No Meat May Co-founder, Guy James Whitworth, adds that the No Meat May movement focuses on the 'positive and proactive elements of challenging one's thoughts and behaviours, and the adventure of trying a different way of life.

He said: "Food should be about fun, pleasure and nourishment. While our message is inherently serious, no one wants to be preached to, and we believe behavioural change should be an exciting adventure, and a dabble with reinvention.

"We recognise that people change incrementally over time and No Meat May provides a safe stepping stone, evidence-based information, and support for that bold first step.

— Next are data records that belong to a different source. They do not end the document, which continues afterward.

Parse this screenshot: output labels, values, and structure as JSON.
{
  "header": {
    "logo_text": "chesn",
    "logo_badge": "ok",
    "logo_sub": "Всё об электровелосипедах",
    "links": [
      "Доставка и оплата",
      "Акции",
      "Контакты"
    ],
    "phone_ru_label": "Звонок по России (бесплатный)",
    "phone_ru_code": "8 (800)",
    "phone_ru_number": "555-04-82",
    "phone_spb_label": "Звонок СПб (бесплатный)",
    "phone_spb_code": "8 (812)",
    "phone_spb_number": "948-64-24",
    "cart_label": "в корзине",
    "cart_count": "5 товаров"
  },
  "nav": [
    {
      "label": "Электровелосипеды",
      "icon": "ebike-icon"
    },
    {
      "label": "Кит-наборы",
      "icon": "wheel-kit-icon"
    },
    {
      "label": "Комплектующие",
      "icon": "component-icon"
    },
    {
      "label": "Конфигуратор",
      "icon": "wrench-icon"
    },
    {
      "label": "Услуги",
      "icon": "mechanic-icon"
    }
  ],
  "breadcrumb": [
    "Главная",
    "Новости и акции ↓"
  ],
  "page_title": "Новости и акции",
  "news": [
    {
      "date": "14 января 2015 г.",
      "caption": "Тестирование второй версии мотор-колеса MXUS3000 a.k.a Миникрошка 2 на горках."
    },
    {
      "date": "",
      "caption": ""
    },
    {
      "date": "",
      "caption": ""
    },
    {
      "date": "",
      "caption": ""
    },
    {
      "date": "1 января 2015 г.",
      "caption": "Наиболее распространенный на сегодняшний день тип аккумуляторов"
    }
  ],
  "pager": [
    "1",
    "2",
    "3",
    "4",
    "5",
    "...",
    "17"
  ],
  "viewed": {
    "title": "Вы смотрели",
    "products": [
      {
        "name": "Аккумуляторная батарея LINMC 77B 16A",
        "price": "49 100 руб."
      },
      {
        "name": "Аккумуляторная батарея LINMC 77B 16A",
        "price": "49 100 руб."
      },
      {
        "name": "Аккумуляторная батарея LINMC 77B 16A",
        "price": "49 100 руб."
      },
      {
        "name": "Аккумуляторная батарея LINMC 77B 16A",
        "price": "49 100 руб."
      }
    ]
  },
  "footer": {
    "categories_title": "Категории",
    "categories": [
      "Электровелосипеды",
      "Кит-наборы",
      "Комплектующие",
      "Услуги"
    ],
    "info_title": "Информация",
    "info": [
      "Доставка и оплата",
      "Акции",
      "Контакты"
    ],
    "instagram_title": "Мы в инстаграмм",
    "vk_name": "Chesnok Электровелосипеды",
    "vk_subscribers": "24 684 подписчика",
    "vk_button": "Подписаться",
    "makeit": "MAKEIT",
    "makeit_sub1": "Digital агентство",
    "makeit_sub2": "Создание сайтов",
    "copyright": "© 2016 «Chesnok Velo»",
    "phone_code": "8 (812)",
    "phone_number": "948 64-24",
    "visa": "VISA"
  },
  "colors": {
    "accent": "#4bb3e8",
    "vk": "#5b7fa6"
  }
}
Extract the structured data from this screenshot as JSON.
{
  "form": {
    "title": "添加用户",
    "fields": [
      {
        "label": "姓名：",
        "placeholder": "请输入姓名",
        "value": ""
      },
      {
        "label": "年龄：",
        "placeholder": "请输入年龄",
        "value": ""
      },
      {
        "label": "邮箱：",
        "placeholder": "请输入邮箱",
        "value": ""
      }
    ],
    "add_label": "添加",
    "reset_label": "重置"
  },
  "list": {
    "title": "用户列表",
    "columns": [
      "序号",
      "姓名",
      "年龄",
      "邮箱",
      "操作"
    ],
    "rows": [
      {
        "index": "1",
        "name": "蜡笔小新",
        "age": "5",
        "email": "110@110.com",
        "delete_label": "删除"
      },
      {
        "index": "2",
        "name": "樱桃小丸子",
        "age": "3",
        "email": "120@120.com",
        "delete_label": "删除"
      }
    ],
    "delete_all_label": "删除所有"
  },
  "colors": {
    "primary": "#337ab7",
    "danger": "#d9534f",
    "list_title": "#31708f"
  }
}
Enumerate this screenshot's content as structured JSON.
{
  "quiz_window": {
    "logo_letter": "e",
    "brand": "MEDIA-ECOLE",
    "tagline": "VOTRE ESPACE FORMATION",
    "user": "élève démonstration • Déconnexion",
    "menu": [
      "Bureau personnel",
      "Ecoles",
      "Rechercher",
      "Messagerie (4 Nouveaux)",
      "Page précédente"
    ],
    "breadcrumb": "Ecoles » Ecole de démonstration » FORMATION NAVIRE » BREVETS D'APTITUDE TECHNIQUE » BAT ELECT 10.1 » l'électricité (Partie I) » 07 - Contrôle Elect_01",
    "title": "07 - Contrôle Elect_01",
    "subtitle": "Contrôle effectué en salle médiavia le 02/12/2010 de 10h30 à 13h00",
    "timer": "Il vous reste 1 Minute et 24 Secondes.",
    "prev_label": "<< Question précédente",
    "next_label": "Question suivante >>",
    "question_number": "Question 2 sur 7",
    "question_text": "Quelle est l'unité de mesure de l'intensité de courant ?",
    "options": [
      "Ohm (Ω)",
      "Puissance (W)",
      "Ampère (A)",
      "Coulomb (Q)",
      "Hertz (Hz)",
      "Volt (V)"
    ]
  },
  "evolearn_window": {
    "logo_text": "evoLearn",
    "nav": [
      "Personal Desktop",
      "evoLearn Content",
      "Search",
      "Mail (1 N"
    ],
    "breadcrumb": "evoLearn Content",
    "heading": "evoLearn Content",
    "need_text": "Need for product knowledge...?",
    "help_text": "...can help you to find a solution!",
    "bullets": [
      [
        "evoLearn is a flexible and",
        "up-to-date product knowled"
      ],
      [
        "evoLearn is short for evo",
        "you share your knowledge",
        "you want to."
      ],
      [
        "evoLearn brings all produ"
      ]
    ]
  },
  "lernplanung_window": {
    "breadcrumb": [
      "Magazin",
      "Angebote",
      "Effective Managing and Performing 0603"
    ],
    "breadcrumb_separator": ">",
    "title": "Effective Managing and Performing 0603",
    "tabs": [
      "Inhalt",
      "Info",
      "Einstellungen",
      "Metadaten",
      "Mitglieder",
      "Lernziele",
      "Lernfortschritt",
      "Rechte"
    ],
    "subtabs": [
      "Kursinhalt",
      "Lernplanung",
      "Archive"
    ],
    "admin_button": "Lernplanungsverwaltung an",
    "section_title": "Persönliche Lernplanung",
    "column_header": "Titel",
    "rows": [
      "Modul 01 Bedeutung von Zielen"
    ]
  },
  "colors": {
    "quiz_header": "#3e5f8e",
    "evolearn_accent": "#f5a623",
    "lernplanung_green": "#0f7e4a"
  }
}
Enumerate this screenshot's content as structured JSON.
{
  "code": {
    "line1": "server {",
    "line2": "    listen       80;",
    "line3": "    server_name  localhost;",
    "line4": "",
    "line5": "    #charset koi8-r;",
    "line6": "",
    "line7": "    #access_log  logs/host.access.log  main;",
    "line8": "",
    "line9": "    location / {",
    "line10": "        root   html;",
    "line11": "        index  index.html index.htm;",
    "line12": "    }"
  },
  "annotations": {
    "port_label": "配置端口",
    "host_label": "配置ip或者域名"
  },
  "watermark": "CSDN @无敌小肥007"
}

"There are so many exciting reasons to engage and inspire people to become plant powered superheroes."

You can take part in No Meat May bysigning up online here- participants are given access to plant-based recipes and nutritional guidance, as well as a range of special events at the No Meat May 'HQ' in Sydney – including a conservation photography exhibition and plant-based cooking classes.

You can follow No Meat May onFacebook,Twitter, andInstagram